## Exercise directions
The records that appear below are to be restated word for word.

───

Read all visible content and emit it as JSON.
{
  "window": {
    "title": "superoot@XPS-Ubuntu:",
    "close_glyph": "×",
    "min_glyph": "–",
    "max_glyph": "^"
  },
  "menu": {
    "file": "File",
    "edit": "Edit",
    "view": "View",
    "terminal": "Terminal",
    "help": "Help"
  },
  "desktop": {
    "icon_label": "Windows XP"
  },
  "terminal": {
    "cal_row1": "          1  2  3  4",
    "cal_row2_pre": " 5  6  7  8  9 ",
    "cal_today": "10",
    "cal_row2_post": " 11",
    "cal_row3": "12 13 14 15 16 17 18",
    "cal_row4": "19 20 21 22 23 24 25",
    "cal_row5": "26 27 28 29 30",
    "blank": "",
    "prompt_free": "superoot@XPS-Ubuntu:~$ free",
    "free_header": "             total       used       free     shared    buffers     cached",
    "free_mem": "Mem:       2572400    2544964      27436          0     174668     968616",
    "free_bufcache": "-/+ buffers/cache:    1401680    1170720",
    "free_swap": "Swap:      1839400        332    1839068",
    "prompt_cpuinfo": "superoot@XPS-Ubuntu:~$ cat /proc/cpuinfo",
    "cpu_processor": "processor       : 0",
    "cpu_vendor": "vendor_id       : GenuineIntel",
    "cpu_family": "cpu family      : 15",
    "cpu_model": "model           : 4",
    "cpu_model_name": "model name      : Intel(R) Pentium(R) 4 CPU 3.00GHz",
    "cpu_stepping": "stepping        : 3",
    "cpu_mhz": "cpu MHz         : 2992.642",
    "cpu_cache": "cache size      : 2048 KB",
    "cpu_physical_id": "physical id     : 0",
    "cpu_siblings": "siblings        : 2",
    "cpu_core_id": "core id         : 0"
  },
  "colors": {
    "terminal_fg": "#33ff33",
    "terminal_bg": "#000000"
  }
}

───

## Exercise response
Read all visible content and emit it as JSON.
{
  "window": {
    "title": "superoot@XPS-Ubuntu:",
    "close_glyph": "×",
    "min_glyph": "–",
    "max_glyph": "^"
  },
  "menu": {
    "file": "File",
    "edit": "Edit",
    "view": "View",
    "terminal": "Terminal",
    "help": "Help"
  },
  "desktop": {
    "icon_label": "Windows XP"
  },
  "terminal": {
    "cal_row1": "          1  2  3  4",
    "cal_row2_pre": " 5  6  7  8  9 ",
    "cal_today": "10",
    "cal_row2_post": " 11",
    "cal_row3": "12 13 14 15 16 17 18",
    "cal_row4": "19 20 21 22 23 24 25",
    "cal_row5": "26 27 28 29 30",
    "blank": "",
    "prompt_free": "superoot@XPS-Ubuntu:~$ free",
    "free_header": "             total       used       free     shared    buffers     cached",
    "free_mem": "Mem:       2572400    2544964      27436          0     174668     968616",
    "free_bufcache": "-/+ buffers/cache:    1401680    1170720",
    "free_swap": "Swap:      1839400        332    1839068",
    "prompt_cpuinfo": "superoot@XPS-Ubuntu:~$ cat /proc/cpuinfo",
    "cpu_processor": "processor       : 0",
    "cpu_vendor": "vendor_id       : GenuineIntel",
    "cpu_family": "cpu family      : 15",
    "cpu_model": "model           : 4",
    "cpu_model_name": "model name      : Intel(R) Pentium(R) 4 CPU 3.00GHz",
    "cpu_stepping": "stepping        : 3",
    "cpu_mhz": "cpu MHz         : 2992.642",
    "cpu_cache": "cache size      : 2048 KB",
    "cpu_physical_id": "physical id     : 0",
    "cpu_siblings": "siblings        : 2",
    "cpu_core_id": "core id         : 0"
  },
  "colors": {
    "terminal_fg": "#33ff33",
    "terminal_bg": "#000000"
  }
}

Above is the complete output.